At the center of all the advice to stop talking and start listening stands a premier example: Barbara Walters.
The interviewer’s list of “gets” is a mile long and her genius has been to show her subjects she cares about them. She never engages in a battle of wits, never tries to win an argument and does not interrupt.
The result is information no one has.
Part of this comes from empathy and part of it from understanding ego. Walters often primes successful people by asking, “What is the first job you ever held?”
She’ll ask, “What is the biggest misconception about you?” and nod as though the truth were finally being revealed and the matter settled.

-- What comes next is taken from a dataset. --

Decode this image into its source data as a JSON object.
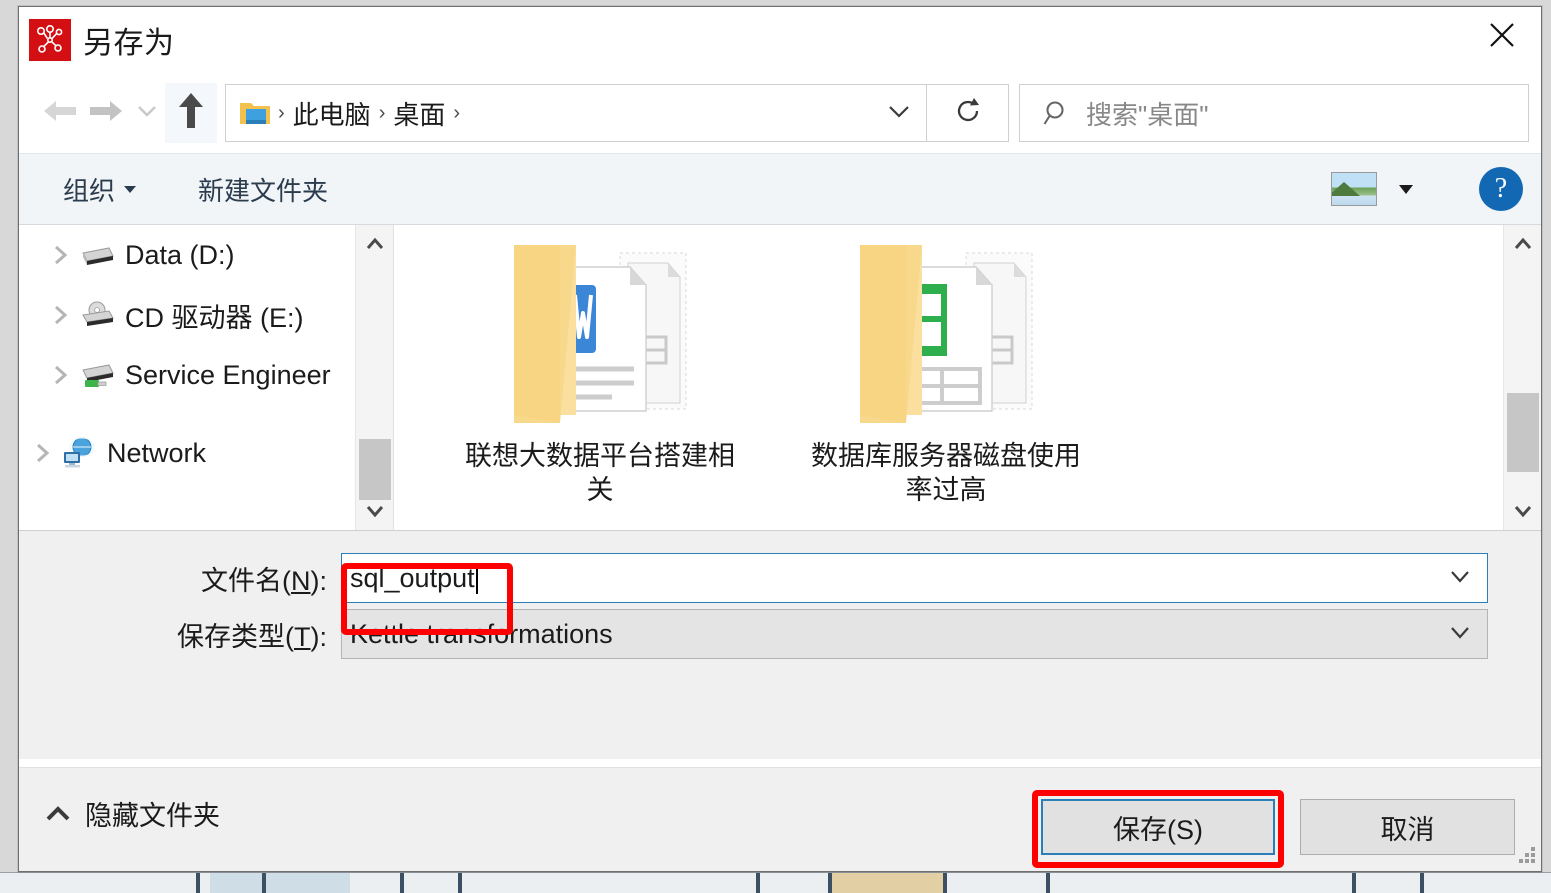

Of course, she asked Richard Nixon about Vietnam, but most illuminating was his answer to her query about why people thought he was stuffy. He worked himself up over it, showing that he wasn’t so much stuffy as angry.
Empathy is the coin of Walters’ realm. When guests on her show raged about singer Michael Jackson, then on trial for child molestation, she looked into the camera kindly, as if speaking to him, and said, “If I ever had the chance to talk to Michael, I would say to him, ‘Michael, what is your side of the story?’ ”

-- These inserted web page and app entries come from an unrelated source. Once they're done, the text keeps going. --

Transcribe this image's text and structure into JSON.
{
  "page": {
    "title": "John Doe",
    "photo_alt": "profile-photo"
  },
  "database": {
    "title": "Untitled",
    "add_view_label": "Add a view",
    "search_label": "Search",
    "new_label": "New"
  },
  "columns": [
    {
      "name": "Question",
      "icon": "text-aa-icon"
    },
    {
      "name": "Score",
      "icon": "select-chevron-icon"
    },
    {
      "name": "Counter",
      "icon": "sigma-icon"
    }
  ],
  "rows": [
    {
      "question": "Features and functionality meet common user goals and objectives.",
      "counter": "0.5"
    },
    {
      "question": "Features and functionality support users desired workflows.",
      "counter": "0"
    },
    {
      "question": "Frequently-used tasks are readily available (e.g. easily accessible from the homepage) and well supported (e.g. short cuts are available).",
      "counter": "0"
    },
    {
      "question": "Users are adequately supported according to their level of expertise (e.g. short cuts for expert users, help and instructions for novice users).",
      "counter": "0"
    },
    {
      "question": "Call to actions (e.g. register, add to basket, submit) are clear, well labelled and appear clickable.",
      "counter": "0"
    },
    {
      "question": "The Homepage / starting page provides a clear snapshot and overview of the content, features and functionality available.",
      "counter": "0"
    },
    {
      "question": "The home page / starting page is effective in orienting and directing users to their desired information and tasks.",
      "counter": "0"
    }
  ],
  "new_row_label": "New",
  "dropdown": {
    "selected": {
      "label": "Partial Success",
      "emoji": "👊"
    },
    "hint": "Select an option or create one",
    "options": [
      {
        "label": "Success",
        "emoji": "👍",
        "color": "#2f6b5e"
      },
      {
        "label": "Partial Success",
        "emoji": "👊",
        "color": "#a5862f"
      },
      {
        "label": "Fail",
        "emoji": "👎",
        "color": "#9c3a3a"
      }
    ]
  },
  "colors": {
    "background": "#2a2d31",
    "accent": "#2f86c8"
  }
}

It’s an approach every leader could use a little more.
— Adapted from “The Uses of Enchantment,” Caitlin Flanagan, The Atlantic.